Scan the entries below. List each line with "icon".

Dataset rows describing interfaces
--- --- ---
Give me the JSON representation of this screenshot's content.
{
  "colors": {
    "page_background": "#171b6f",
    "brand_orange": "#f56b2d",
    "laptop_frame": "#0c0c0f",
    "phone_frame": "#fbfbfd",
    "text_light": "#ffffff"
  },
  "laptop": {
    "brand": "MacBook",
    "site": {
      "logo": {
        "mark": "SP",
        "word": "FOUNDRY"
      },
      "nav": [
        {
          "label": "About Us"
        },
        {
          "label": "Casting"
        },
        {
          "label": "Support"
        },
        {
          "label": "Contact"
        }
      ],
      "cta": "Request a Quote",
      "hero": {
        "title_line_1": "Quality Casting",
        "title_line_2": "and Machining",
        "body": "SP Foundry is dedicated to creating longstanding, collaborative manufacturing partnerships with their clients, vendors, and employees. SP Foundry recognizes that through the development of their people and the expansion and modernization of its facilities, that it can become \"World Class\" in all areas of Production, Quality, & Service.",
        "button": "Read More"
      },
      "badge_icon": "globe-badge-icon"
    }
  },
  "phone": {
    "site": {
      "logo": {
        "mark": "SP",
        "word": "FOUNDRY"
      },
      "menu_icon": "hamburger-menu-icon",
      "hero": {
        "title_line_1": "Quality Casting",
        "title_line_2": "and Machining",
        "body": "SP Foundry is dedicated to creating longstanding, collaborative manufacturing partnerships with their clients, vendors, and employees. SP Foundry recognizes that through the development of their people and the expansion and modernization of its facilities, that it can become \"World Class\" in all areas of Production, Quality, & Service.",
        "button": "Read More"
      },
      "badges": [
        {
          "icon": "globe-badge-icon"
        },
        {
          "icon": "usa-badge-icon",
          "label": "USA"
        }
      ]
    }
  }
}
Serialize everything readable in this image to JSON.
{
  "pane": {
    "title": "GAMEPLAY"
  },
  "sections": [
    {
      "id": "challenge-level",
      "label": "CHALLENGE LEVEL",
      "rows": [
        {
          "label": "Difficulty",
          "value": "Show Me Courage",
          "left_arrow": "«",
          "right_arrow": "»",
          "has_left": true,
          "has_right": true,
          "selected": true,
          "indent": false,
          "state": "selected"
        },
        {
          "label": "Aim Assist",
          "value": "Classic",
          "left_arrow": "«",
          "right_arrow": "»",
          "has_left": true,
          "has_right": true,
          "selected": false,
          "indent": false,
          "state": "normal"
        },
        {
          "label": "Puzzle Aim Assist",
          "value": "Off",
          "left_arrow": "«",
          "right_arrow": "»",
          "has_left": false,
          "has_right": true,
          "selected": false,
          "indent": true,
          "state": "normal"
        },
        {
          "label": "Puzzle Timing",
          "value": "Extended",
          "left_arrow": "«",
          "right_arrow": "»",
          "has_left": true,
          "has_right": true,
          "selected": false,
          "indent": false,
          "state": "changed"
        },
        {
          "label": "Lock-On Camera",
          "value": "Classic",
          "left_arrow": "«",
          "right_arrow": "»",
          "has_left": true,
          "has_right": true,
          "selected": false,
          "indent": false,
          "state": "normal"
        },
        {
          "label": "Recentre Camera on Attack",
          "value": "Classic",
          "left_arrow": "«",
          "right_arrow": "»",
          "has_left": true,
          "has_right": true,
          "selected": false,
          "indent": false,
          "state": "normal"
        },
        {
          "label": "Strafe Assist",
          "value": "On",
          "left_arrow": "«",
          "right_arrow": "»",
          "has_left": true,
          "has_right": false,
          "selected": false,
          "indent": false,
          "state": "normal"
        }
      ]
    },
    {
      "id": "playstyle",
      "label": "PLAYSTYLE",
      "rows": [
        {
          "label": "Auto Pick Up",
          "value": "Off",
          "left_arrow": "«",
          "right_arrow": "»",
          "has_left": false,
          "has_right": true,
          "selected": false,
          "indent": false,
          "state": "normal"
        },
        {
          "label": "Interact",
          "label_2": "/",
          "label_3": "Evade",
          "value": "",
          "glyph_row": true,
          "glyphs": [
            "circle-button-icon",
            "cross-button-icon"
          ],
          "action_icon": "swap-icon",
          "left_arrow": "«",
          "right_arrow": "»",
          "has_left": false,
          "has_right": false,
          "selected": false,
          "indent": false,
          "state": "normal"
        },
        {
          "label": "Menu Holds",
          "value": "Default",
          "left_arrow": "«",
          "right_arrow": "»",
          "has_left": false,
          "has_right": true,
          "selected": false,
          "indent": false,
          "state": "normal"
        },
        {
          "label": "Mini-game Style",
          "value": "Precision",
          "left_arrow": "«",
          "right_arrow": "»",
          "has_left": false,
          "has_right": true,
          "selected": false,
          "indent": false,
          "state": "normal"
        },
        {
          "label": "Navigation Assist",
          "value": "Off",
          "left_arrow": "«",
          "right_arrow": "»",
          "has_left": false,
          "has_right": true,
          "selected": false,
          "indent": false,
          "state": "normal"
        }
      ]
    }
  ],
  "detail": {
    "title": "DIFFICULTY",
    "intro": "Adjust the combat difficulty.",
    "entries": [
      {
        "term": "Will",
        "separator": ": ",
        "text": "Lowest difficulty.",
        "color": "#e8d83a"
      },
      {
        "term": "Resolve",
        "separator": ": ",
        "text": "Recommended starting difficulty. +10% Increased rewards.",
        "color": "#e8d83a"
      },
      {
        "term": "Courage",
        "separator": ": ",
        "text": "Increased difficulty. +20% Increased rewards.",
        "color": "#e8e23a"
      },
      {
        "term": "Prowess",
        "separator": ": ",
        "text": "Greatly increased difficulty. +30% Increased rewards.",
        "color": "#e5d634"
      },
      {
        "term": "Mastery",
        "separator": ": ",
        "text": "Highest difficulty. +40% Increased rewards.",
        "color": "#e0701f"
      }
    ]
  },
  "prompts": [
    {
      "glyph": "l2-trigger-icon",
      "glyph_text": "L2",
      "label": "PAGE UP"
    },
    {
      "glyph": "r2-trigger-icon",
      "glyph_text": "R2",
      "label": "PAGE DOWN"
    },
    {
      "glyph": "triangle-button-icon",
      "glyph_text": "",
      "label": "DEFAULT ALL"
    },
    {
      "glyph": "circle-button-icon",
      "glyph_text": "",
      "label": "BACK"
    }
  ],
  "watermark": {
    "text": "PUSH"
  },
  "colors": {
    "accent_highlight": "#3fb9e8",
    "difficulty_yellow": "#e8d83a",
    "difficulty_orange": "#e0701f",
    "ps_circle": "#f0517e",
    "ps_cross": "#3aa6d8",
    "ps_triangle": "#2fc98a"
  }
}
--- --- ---
### YOUR RESPONSE
      "badge_icon": "globe-badge-icon"
      "menu_icon": "hamburger-menu-icon",
          "icon": "globe-badge-icon"
          "icon": "usa-badge-icon",
            "circle-button-icon",
            "cross-button-icon"
          "action_icon": "swap-icon",
      "glyph": "l2-trigger-icon",
      "glyph": "r2-trigger-icon",
      "glyph": "triangle-button-icon",
      "glyph": "circle-button-icon",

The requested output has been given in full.